By Megha Khanna
When someone typically thinks about journaling, they imagine a pensive person, sitting comfortably in a chair, writing with a pen in an embellished journal. Though this can be what journaling looks like for some people, it is not the only way. It can also look like someone laying in bed typing on the notes app on their phone, or sitting on a train taking quick notes on a spiral notepad and even a person writing a page just to rip it up and set it on fire.
I began to journal often when my life decisions and choices landed me in a therapeutic boarding school all the way in Mexico. It was unimaginably difficult to be so far away from my life, but it was necessary to heal myself. Even now, as a part of my recovery, I find myself journaling.

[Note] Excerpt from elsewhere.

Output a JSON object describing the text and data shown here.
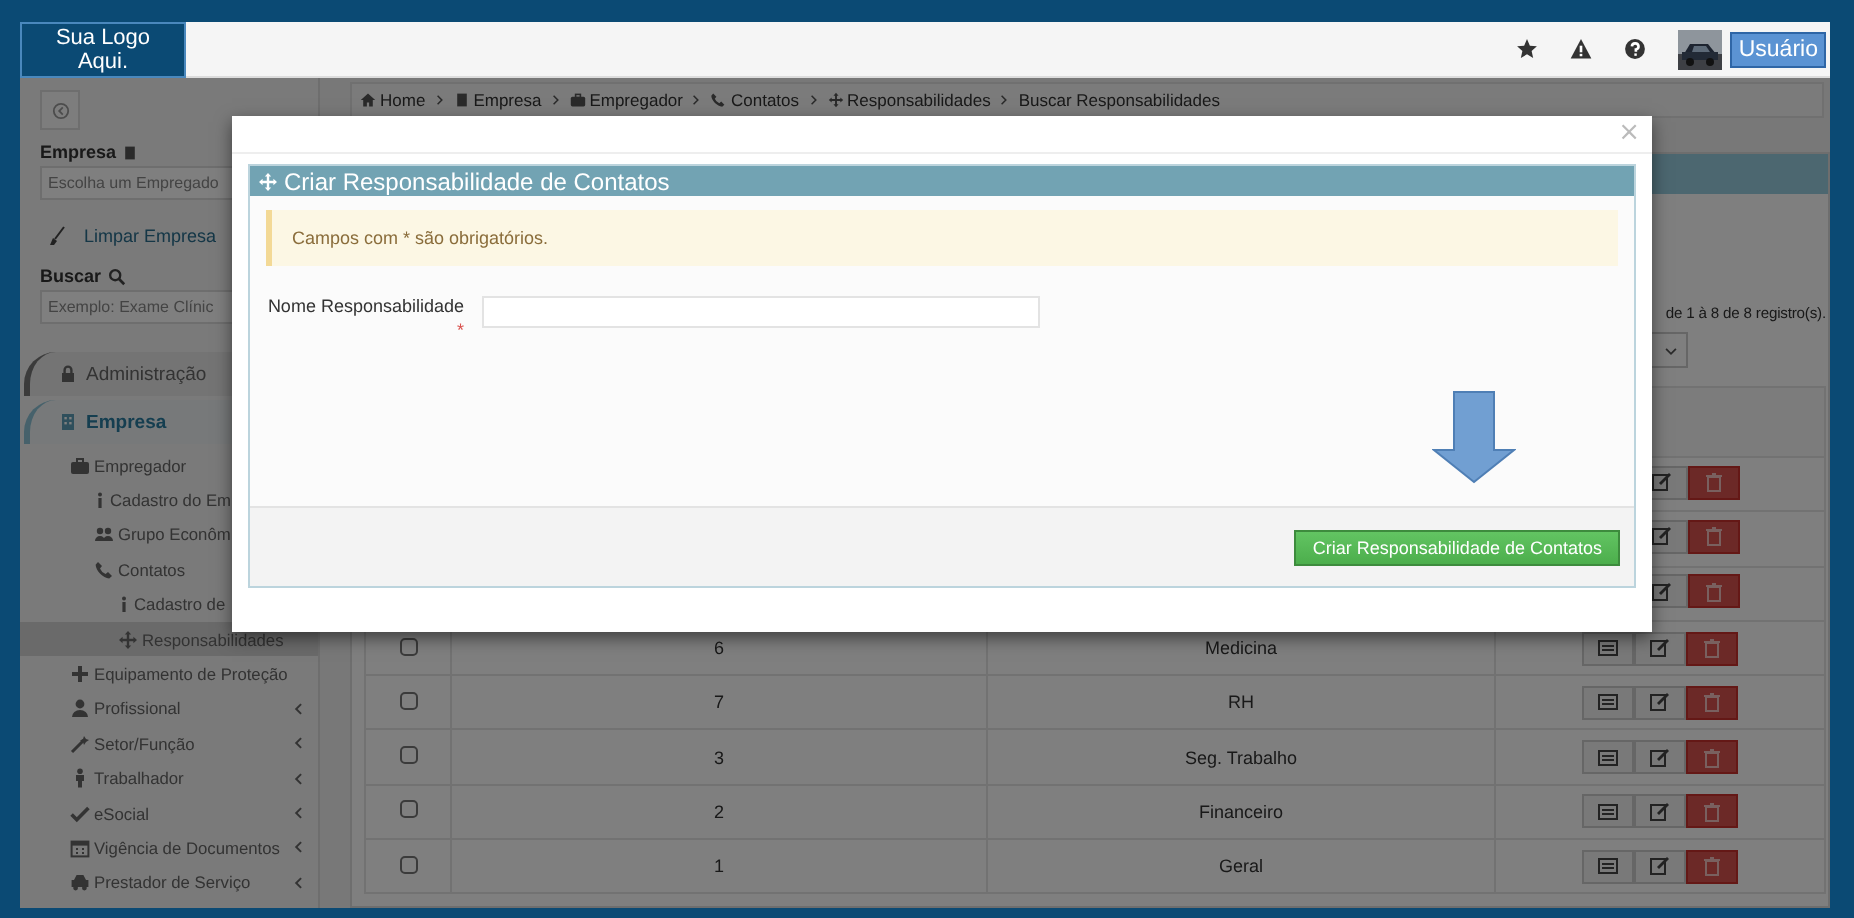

Sometimes it has been hard to reach out for help when I feel distressed, so I often resort to writing. To me, journaling is a mix of self-expression and a place for me to gather all my thoughts. It is a form of art where using words as a medium helps in “untangling” my thoughts.
I got my first journal right after my grandfather’s death. My mom bought me a sparkly blue journal to help me cope. We began to fill it with memories and stories of him. Whenever I was missing him, we would write another good memory or read over the other ones. I also had several journals to write in during my travels or road trips. Eventually, I began keeping a journal in the notes section of my iPad and phone.
Throughout my journey with journaling, I have found that it has helped by positively impacting my life. I usually write down the thoughts that are in my mind, even though I wouldn’t necessarily say them out loud. Journaling has helped me express myself when it is hard to verbalize my thoughts. By getting the thoughts and ideas out of my head, I feel that I am allowing myself to be a step closer to mentally letting something go so it doesn’t continue to cause distress.
Often, journals are considered secret and personal because people feel that they cannot tell someone certain things. You can feel and think whatever you need with no additional judgment or interruptions. Allowing your thoughts to travel unfiltered directly from your mind to written words without any editing or corrections lets you collect your ideas without having to process it all right away.
Journaling is what you make it to be. The best part is that there are zero instructions, guidelines, or rubrics. Finally, you can only benefit from trying, so why not give it a try?